When a girl was successfully enrolled with a Madam, the goal was to find a patron they could become a mistress for. It meant security in that the girl would have a monthly salary, a household, and would have a "degree of agency and a potential for financial success." It also meant that their bodies were not "common to all", as was the case for a "fille du monde, or a prostitute". Many were theater performers and some worked in fashion, and would sometimes find patrons this way; the salaries for dances, for example, at the Opéra or at Comédie Française, were incredibly low and they struggled. There is so much more I could say about this book, but Nina Kushner did an excellent job of explaining the central arguments of the book in the beginning of the book.

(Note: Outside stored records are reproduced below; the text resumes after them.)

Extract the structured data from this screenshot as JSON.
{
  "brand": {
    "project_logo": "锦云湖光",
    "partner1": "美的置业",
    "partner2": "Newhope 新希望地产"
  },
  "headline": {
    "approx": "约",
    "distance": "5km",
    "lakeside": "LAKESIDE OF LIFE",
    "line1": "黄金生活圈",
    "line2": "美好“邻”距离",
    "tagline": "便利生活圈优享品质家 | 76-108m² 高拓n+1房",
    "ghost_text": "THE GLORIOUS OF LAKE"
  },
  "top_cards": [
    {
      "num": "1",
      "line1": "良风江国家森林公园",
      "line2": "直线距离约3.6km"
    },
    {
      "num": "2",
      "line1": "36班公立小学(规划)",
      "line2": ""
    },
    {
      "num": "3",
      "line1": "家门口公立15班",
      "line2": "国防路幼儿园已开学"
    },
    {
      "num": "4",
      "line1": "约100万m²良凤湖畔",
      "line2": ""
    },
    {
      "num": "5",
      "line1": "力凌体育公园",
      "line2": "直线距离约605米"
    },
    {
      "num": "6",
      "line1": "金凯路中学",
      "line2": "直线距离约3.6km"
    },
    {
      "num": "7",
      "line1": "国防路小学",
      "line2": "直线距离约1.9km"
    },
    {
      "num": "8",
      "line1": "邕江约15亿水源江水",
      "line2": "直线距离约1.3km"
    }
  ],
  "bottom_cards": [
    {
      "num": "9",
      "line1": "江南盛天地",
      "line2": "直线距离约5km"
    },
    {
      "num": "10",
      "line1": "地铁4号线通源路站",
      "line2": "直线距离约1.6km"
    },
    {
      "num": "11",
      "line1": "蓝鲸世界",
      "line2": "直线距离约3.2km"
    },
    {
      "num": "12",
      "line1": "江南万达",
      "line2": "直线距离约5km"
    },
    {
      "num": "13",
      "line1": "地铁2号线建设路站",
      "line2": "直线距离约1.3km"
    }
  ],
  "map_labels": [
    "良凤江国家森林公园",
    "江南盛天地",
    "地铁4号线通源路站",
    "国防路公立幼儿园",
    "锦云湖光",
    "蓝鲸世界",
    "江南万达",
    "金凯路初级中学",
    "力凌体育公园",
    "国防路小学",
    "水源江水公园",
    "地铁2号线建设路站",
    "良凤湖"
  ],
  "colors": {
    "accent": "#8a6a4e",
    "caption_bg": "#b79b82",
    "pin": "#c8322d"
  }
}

Throughout the book, you come to understand how life was socially and culturally for these women at this time in history. If you're interested in women's history and social history, I would highly recommend this book. Though a word of warning, this is an academic work which means that the book can be a bit of a challenge and not so accessible to read. It's an interesting subject, or it can be if written well. I think Nina Kushner excelled at being very clear throughout the book. She weaves quite a complicated tale, but it felt very level-headed and understandable in the writing, I thought.